U.S. Rep. David Price, a Democrat from Chapel Hill, also praised the ruling. “No state has suffered more than North Carolina from extreme partisan gerrymandering by Republicans – both after the 2010 census and in 2016, after their first map was ruled an unconstitutional racial gerrymander. But the current map is still designed to produce a 10-3 Republican advantage among congressional districts, in a state that is equally divided politically,” Price said in a statement in which he described the ruling as one with “national implications.”
‘Partisan war on North Carolina Republicans’

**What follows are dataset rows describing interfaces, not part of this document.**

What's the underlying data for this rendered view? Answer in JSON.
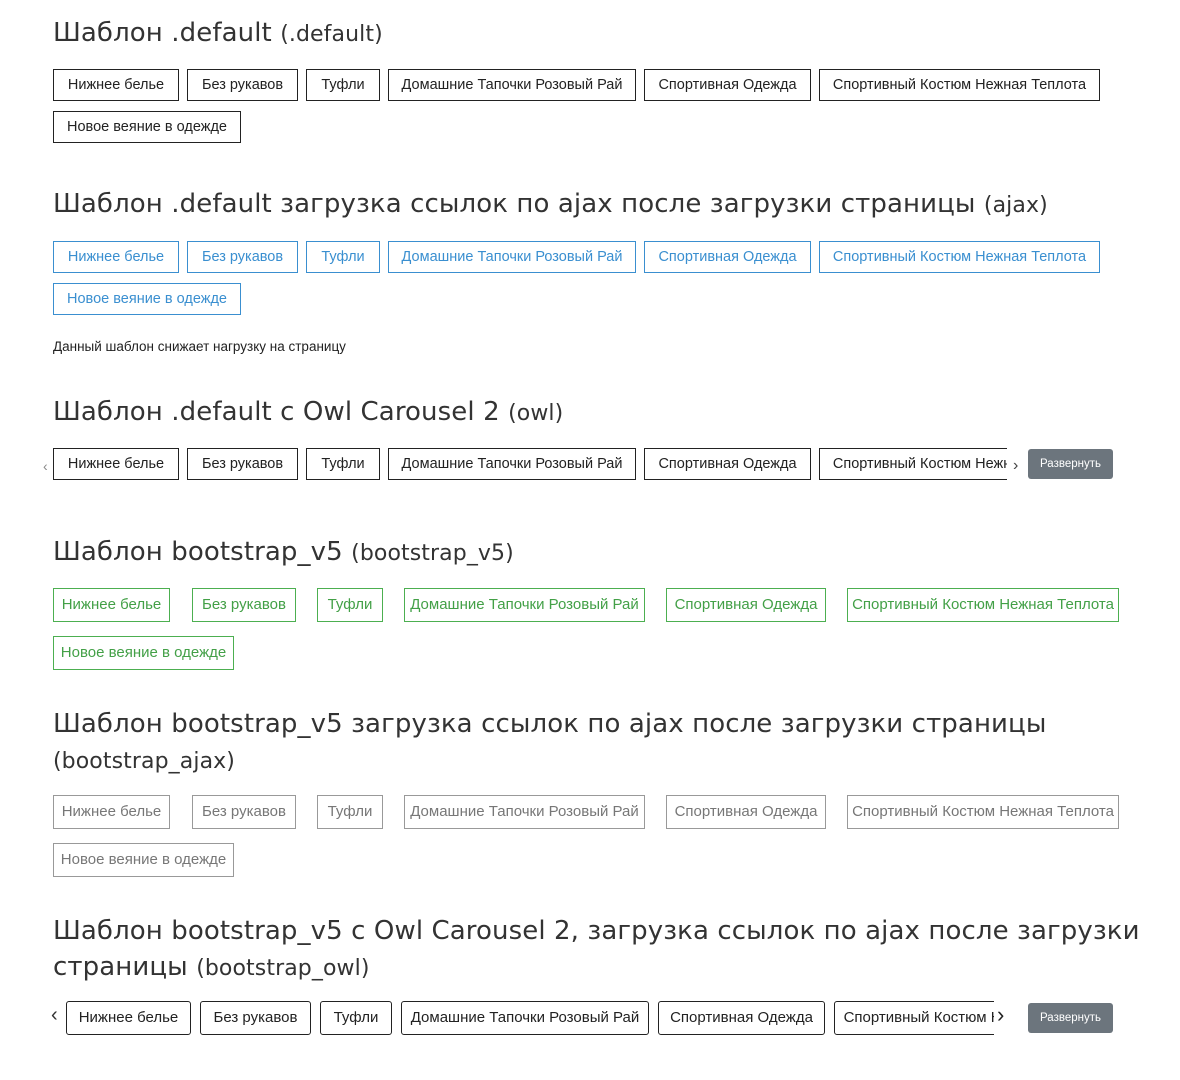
{
  "tags": [
    "Нижнее белье",
    "Без рукавов",
    "Туфли",
    "Домашние Тапочки Розовый Рай",
    "Спортивная Одежда",
    "Спортивный Костюм Нежная Теплота",
    "Новое веяние в одежде"
  ],
  "sections": {
    "s1": {
      "title": "Шаблон .default",
      "code": "(.default)"
    },
    "s2": {
      "title": "Шаблон .default загрузка ссылок по ajax после загрузки страницы",
      "code": "(ajax)",
      "note": "Данный шаблон снижает нагрузку на страницу"
    },
    "s3": {
      "title": "Шаблон .default с Owl Carousel 2",
      "code": "(owl)",
      "expand": "Развернуть"
    },
    "s4": {
      "title": "Шаблон bootstrap_v5",
      "code": "(bootstrap_v5)"
    },
    "s5": {
      "title": "Шаблон bootstrap_v5 загрузка ссылок по ajax после загрузки страницы",
      "code": "(bootstrap_ajax)"
    },
    "s6": {
      "title": "Шаблон bootstrap_v5 с Owl Carousel 2, загрузка ссылок по ajax после загрузки страницы",
      "code": "(bootstrap_owl)",
      "expand": "Развернуть"
    }
  },
  "icons": {
    "prev": "chevron-left-icon",
    "next": "chevron-right-icon"
  },
  "colors": {
    "ajax": "#3a8fd0",
    "green": "#4caf50",
    "expand_bg": "#6c757d"
  }
}
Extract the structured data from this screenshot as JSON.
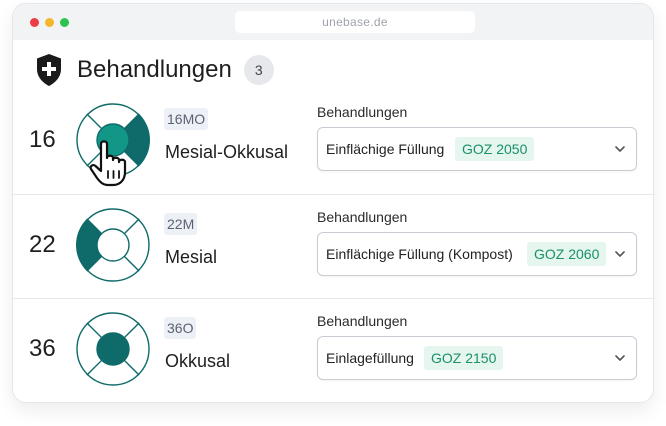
{
  "browser": {
    "url": "unebase.de",
    "controls": [
      {
        "name": "close-dot",
        "color": "#ec3c44"
      },
      {
        "name": "minimize-dot",
        "color": "#f4b72b"
      },
      {
        "name": "maximize-dot",
        "color": "#2dc44e"
      }
    ]
  },
  "header": {
    "icon": "shield-plus-icon",
    "title": "Behandlungen",
    "count": "3"
  },
  "colors": {
    "accent_dark": "#0f6b6a",
    "accent": "#129787",
    "tag_bg": "#e4f6ee",
    "tag_text": "#1b8f6a"
  },
  "rows": [
    {
      "tooth": "16",
      "code": "16MO",
      "surface": "Mesial-Okkusal",
      "field_label": "Behandlungen",
      "selected": "Einflächige Füllung",
      "goz": "GOZ 2050"
    },
    {
      "tooth": "22",
      "code": "22M",
      "surface": "Mesial",
      "field_label": "Behandlungen",
      "selected": "Einflächige Füllung (Kompost)",
      "goz": "GOZ 2060"
    },
    {
      "tooth": "36",
      "code": "36O",
      "surface": "Okkusal",
      "field_label": "Behandlungen",
      "selected": "Einlagefüllung",
      "goz": "GOZ 2150"
    }
  ]
}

Dallas Woodhouse, executive director of the North Carolina Republican Party, sent out a tweet criticizing Wynn. “It is incredibly disappointing activist Judge Jim Wynn is waging a personal, partisan war on North Carolina Republicans,” Woodhouse said on Twitter.
Wynn has been on a panel of federal judges that has ruled against the state in other redistricting cases that found districts to be unconstitutional racial gerrymanders and who wrote a critical opinion striking down a 2013 election law overhaul and voter ID law, saying it with near “surgical precision” targeted African-American voters, who often support Democrats.
Woodhouse added to his tweet later: “It is Now very clear that Judge Wynn has decided that @ncgop should not be allowed to draw election districts under any circumstances under any set of rules. This is a hostile takeover of the #NCGA and legislative bodies across the U.S.”
North Carolina Democratic Party Chairman Wayne Goodwin called the ruling a “major victory for North Carolina and people across the state whose voices were silenced by Republicans’ unconstitutional attempts to rig the system to their partisan advantage.”
Staff writer Lynn Bonner contributed to this story.